Stored entries
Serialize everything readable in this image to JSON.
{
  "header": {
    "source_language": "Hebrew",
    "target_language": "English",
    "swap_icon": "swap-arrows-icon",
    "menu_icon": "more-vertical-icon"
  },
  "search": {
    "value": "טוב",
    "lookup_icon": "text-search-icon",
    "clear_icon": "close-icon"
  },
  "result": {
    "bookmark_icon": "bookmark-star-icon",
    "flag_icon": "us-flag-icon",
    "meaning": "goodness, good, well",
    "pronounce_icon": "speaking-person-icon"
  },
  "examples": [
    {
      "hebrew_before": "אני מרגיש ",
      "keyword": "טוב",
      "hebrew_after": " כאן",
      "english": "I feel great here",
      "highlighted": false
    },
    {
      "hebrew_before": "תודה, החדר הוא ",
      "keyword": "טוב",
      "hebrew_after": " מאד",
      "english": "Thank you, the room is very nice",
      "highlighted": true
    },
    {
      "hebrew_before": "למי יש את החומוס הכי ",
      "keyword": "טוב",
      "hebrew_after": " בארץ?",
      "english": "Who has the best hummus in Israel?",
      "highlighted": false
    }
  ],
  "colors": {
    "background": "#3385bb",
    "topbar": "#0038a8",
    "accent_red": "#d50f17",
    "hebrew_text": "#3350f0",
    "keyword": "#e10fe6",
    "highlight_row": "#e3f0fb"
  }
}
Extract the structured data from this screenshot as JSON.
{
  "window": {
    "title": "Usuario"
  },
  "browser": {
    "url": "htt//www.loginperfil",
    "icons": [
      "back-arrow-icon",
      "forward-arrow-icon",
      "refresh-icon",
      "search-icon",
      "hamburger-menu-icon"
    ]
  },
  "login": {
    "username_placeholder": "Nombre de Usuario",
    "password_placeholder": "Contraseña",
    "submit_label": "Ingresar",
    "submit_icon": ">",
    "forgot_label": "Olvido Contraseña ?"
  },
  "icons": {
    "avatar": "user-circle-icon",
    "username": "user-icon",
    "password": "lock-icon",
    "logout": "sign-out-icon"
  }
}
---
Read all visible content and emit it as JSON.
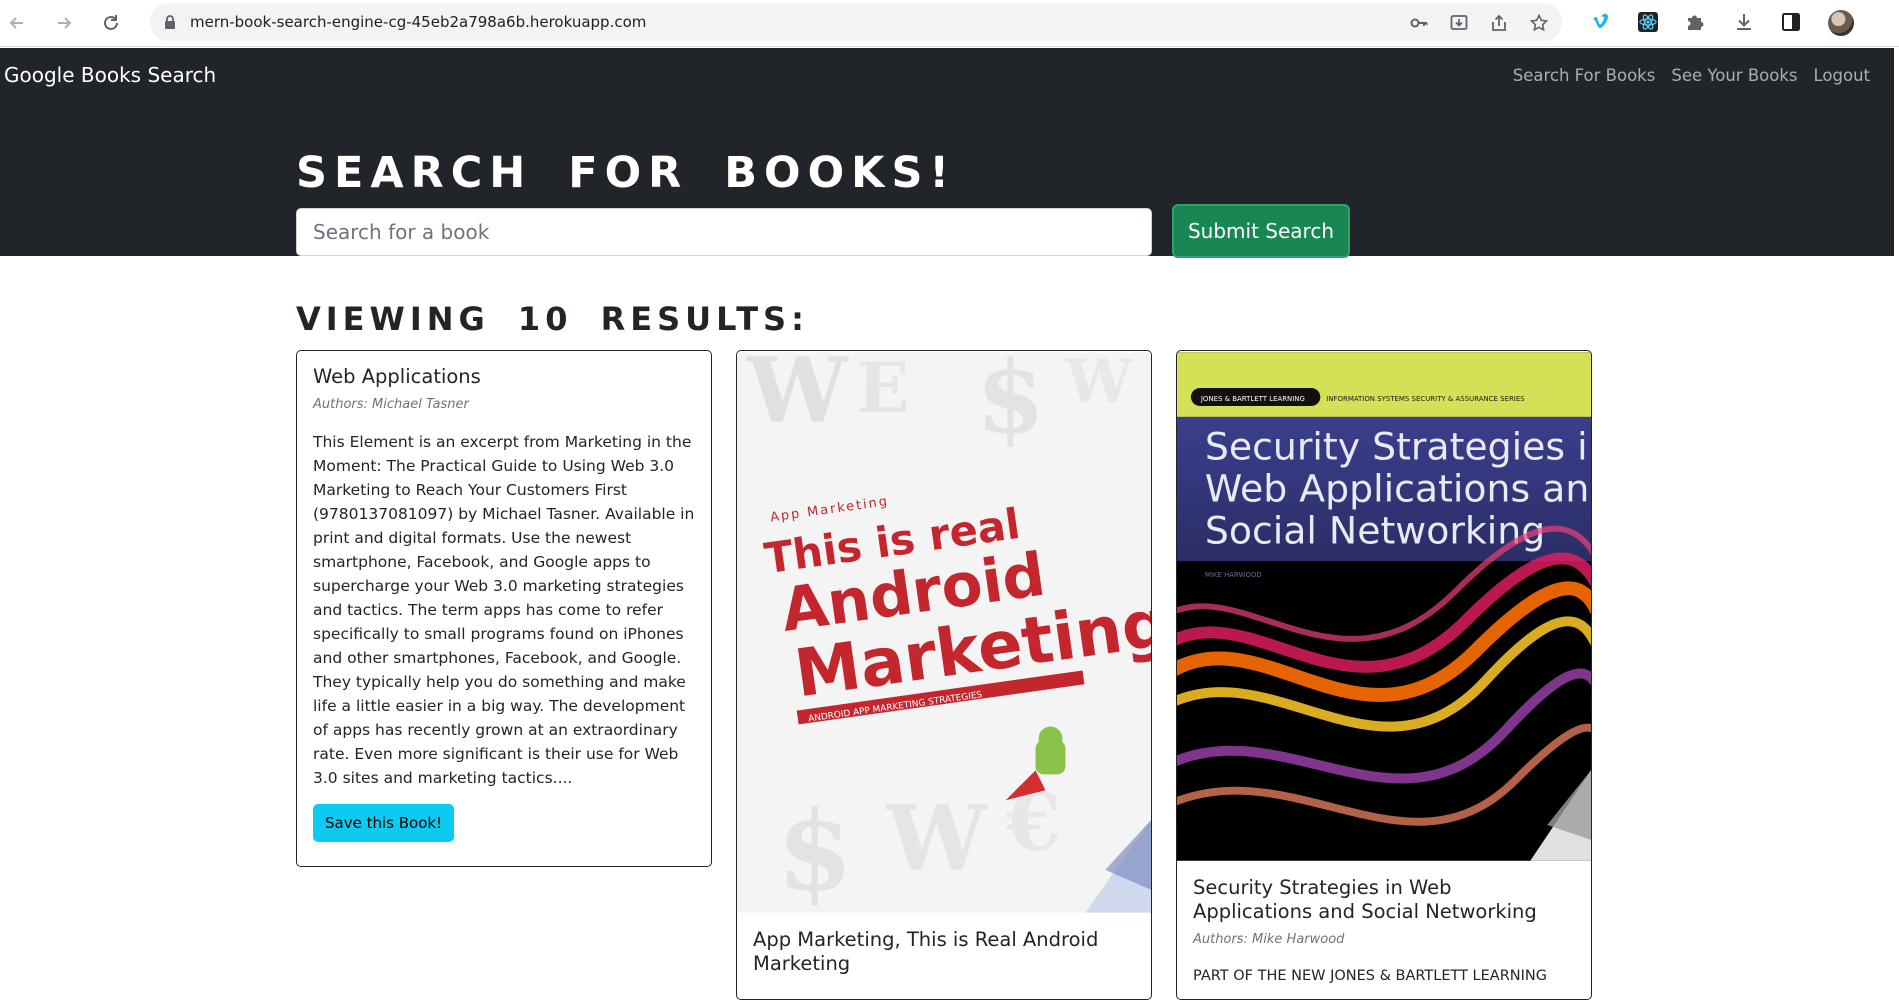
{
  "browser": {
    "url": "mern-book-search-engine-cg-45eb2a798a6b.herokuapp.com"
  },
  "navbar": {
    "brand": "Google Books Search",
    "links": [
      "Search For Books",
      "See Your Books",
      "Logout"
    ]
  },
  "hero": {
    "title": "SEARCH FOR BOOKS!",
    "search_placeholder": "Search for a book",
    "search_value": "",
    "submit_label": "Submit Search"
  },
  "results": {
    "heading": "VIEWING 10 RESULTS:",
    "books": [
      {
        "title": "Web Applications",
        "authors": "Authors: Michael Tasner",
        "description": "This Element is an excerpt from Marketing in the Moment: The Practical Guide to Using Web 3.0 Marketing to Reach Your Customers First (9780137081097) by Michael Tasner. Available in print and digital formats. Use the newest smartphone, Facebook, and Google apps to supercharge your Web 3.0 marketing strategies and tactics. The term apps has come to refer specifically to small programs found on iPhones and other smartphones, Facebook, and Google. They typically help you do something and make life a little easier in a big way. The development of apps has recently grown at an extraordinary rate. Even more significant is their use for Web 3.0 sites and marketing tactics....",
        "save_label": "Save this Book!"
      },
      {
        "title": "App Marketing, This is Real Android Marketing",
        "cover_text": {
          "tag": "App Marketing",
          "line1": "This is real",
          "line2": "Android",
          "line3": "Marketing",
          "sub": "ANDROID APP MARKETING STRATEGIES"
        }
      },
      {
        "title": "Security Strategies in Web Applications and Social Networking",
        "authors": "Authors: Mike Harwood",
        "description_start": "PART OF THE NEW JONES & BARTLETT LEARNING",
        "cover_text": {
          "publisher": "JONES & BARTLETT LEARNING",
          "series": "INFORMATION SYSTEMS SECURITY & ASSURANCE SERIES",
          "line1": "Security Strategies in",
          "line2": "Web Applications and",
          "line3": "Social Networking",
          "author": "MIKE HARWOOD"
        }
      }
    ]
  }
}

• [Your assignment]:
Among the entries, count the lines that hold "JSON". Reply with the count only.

• [Result of the exercise]:
3